::: DATA LISTING

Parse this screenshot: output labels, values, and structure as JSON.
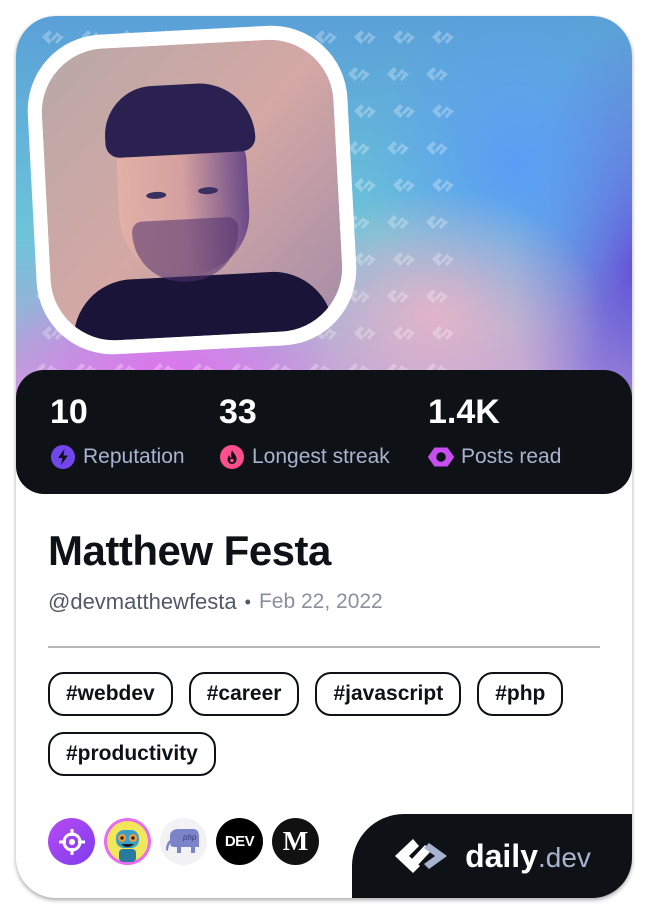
{
  "profile": {
    "name": "Matthew Festa",
    "handle": "@devmatthewfesta",
    "separator": "•",
    "joined": "Feb 22, 2022",
    "avatar_alt": "profile-photo"
  },
  "stats": [
    {
      "value": "10",
      "label": "Reputation",
      "icon": "lightning-bolt-icon",
      "color": "#7147ed"
    },
    {
      "value": "33",
      "label": "Longest streak",
      "icon": "flame-icon",
      "color": "#ff4f8b"
    },
    {
      "value": "1.4K",
      "label": "Posts read",
      "icon": "ring-icon",
      "color": "#c94ef0"
    }
  ],
  "tags": [
    "#webdev",
    "#career",
    "#javascript",
    "#php",
    "#productivity"
  ],
  "sources": [
    {
      "name": "target-source",
      "icon": "crosshair-icon",
      "color": "#a33cf0"
    },
    {
      "name": "robot-source",
      "icon": "robot-avatar-icon",
      "color": "#e86cf0"
    },
    {
      "name": "php-source",
      "icon": "php-elephant-icon",
      "color": "#f2f2f4"
    },
    {
      "name": "dev-to-source",
      "icon": "dev-logo-icon",
      "label": "DEV",
      "color": "#000000"
    },
    {
      "name": "medium-source",
      "icon": "medium-logo-icon",
      "label": "M",
      "color": "#111111"
    }
  ],
  "brand": {
    "name": "daily",
    "tld": ".dev"
  },
  "colors": {
    "dark": "#0e1217",
    "label": "#a8b3cf",
    "reputation": "#7147ed",
    "streak": "#ff4f8b",
    "posts": "#c94ef0"
  }
}
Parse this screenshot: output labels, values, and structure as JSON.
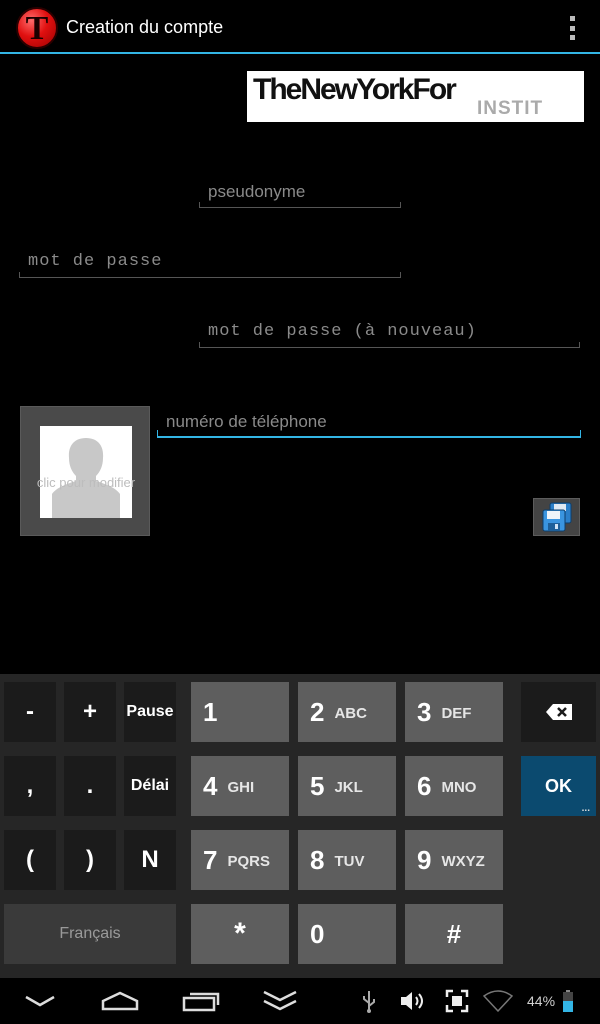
{
  "app": {
    "icon_letter": "T",
    "title": "Creation du compte"
  },
  "logo": {
    "line1": "TheNewYorkFor",
    "line2": "INSTIT"
  },
  "form": {
    "pseudo_hint": "pseudonyme",
    "password_hint": "mot de passe",
    "password_again_hint": "mot de passe (à nouveau)",
    "phone_hint": "numéro de téléphone",
    "avatar_caption": "clic pour modifier"
  },
  "keyboard": {
    "row1": {
      "minus": "-",
      "plus": "+",
      "pause": "Pause",
      "k1": "1",
      "k2": "2",
      "k2_letters": "ABC",
      "k3": "3",
      "k3_letters": "DEF"
    },
    "row2": {
      "comma": ",",
      "dot": ".",
      "delay": "Délai",
      "k4": "4",
      "k4_letters": "GHI",
      "k5": "5",
      "k5_letters": "JKL",
      "k6": "6",
      "k6_letters": "MNO",
      "ok": "OK",
      "ok_dots": "..."
    },
    "row3": {
      "lparen": "(",
      "rparen": ")",
      "n": "N",
      "k7": "7",
      "k7_letters": "PQRS",
      "k8": "8",
      "k8_letters": "TUV",
      "k9": "9",
      "k9_letters": "WXYZ"
    },
    "row4": {
      "lang": "Français",
      "star": "*",
      "k0": "0",
      "hash": "#"
    }
  },
  "status": {
    "battery": "44%"
  },
  "colors": {
    "accent": "#33b5e5",
    "ok_key": "#0b4a6f",
    "icon_red": "#e01010"
  }
}
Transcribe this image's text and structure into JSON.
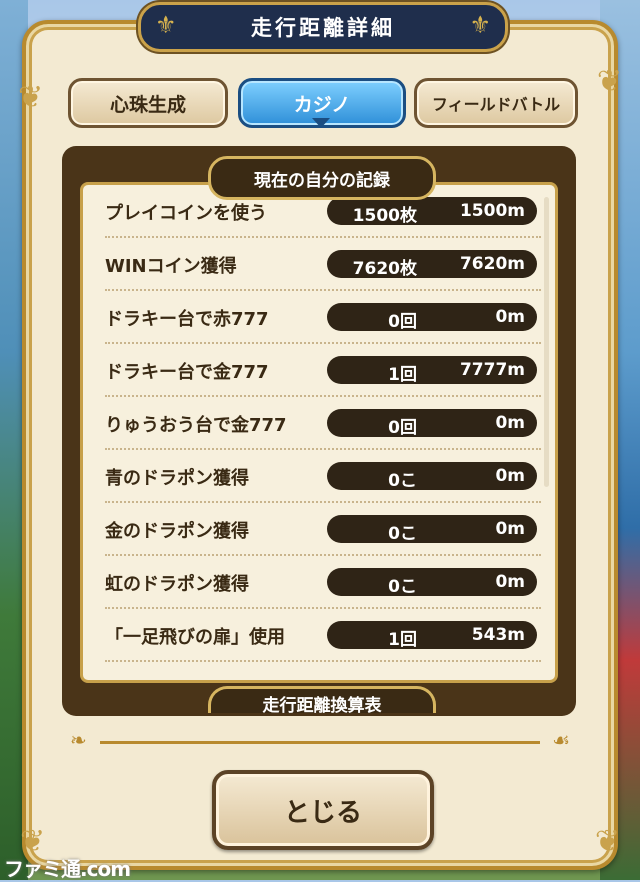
{
  "title": "走行距離詳細",
  "tabs": [
    {
      "label": "心珠生成"
    },
    {
      "label": "カジノ"
    },
    {
      "label": "フィールドバトル"
    }
  ],
  "section": {
    "title": "現在の自分の記録"
  },
  "records": [
    {
      "label": "プレイコインを使う",
      "count": "1500枚",
      "distance": "1500m"
    },
    {
      "label": "WINコイン獲得",
      "count": "7620枚",
      "distance": "7620m"
    },
    {
      "label": "ドラキー台で赤777",
      "count": "0回",
      "distance": "0m"
    },
    {
      "label": "ドラキー台で金777",
      "count": "1回",
      "distance": "7777m"
    },
    {
      "label": "りゅうおう台で金777",
      "count": "0回",
      "distance": "0m"
    },
    {
      "label": "青のドラポン獲得",
      "count": "0こ",
      "distance": "0m"
    },
    {
      "label": "金のドラポン獲得",
      "count": "0こ",
      "distance": "0m"
    },
    {
      "label": "虹のドラポン獲得",
      "count": "0こ",
      "distance": "0m"
    },
    {
      "label": "「一足飛びの扉」使用",
      "count": "1回",
      "distance": "543m"
    }
  ],
  "next_section": {
    "title": "走行距離換算表"
  },
  "close_label": "とじる",
  "watermark": "ファミ通.com"
}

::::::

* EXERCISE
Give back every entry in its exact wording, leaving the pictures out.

* TASK RESULT
Parse this screenshot: output labels, values, and structure as JSON.
{
  "profile": {
    "name": "Matthew Festa",
    "handle": "@devmatthewfesta",
    "separator": "•",
    "joined": "Feb 22, 2022",
    "avatar_alt": "profile-photo"
  },
  "stats": [
    {
      "value": "10",
      "label": "Reputation",
      "icon": "lightning-bolt-icon",
      "color": "#7147ed"
    },
    {
      "value": "33",
      "label": "Longest streak",
      "icon": "flame-icon",
      "color": "#ff4f8b"
    },
    {
      "value": "1.4K",
      "label": "Posts read",
      "icon": "ring-icon",
      "color": "#c94ef0"
    }
  ],
  "tags": [
    "#webdev",
    "#career",
    "#javascript",
    "#php",
    "#productivity"
  ],
  "sources": [
    {
      "name": "target-source",
      "icon": "crosshair-icon",
      "color": "#a33cf0"
    },
    {
      "name": "robot-source",
      "icon": "robot-avatar-icon",
      "color": "#e86cf0"
    },
    {
      "name": "php-source",
      "icon": "php-elephant-icon",
      "color": "#f2f2f4"
    },
    {
      "name": "dev-to-source",
      "icon": "dev-logo-icon",
      "label": "DEV",
      "color": "#000000"
    },
    {
      "name": "medium-source",
      "icon": "medium-logo-icon",
      "label": "M",
      "color": "#111111"
    }
  ],
  "brand": {
    "name": "daily",
    "tld": ".dev"
  },
  "colors": {
    "dark": "#0e1217",
    "label": "#a8b3cf",
    "reputation": "#7147ed",
    "streak": "#ff4f8b",
    "posts": "#c94ef0"
  }
}
Parse this screenshot: output labels, values, and structure as JSON.
{
  "app": {
    "icon_letter": "T",
    "title": "Creation du compte"
  },
  "logo": {
    "line1": "TheNewYorkFor",
    "line2": "INSTIT"
  },
  "form": {
    "pseudo_hint": "pseudonyme",
    "password_hint": "mot de passe",
    "password_again_hint": "mot de passe (à nouveau)",
    "phone_hint": "numéro de téléphone",
    "avatar_caption": "clic pour modifier"
  },
  "keyboard": {
    "row1": {
      "minus": "-",
      "plus": "+",
      "pause": "Pause",
      "k1": "1",
      "k2": "2",
      "k2_letters": "ABC",
      "k3": "3",
      "k3_letters": "DEF"
    },
    "row2": {
      "comma": ",",
      "dot": ".",
      "delay": "Délai",
      "k4": "4",
      "k4_letters": "GHI",
      "k5": "5",
      "k5_letters": "JKL",
      "k6": "6",
      "k6_letters": "MNO",
      "ok": "OK",
      "ok_dots": "..."
    },
    "row3": {
      "lparen": "(",
      "rparen": ")",
      "n": "N",
      "k7": "7",
      "k7_letters": "PQRS",
      "k8": "8",
      "k8_letters": "TUV",
      "k9": "9",
      "k9_letters": "WXYZ"
    },
    "row4": {
      "lang": "Français",
      "star": "*",
      "k0": "0",
      "hash": "#"
    }
  },
  "status": {
    "battery": "44%"
  },
  "colors": {
    "accent": "#33b5e5",
    "ok_key": "#0b4a6f",
    "icon_red": "#e01010"
  }
}
Transcribe this image's text and structure into JSON.
{
  "title": "走行距離詳細",
  "tabs": [
    {
      "label": "心珠生成"
    },
    {
      "label": "カジノ"
    },
    {
      "label": "フィールドバトル"
    }
  ],
  "section": {
    "title": "現在の自分の記録"
  },
  "records": [
    {
      "label": "プレイコインを使う",
      "count": "1500枚",
      "distance": "1500m"
    },
    {
      "label": "WINコイン獲得",
      "count": "7620枚",
      "distance": "7620m"
    },
    {
      "label": "ドラキー台で赤777",
      "count": "0回",
      "distance": "0m"
    },
    {
      "label": "ドラキー台で金777",
      "count": "1回",
      "distance": "7777m"
    },
    {
      "label": "りゅうおう台で金777",
      "count": "0回",
      "distance": "0m"
    },
    {
      "label": "青のドラポン獲得",
      "count": "0こ",
      "distance": "0m"
    },
    {
      "label": "金のドラポン獲得",
      "count": "0こ",
      "distance": "0m"
    },
    {
      "label": "虹のドラポン獲得",
      "count": "0こ",
      "distance": "0m"
    },
    {
      "label": "「一足飛びの扉」使用",
      "count": "1回",
      "distance": "543m"
    }
  ],
  "next_section": {
    "title": "走行距離換算表"
  },
  "close_label": "とじる",
  "watermark": "ファミ通.com"
}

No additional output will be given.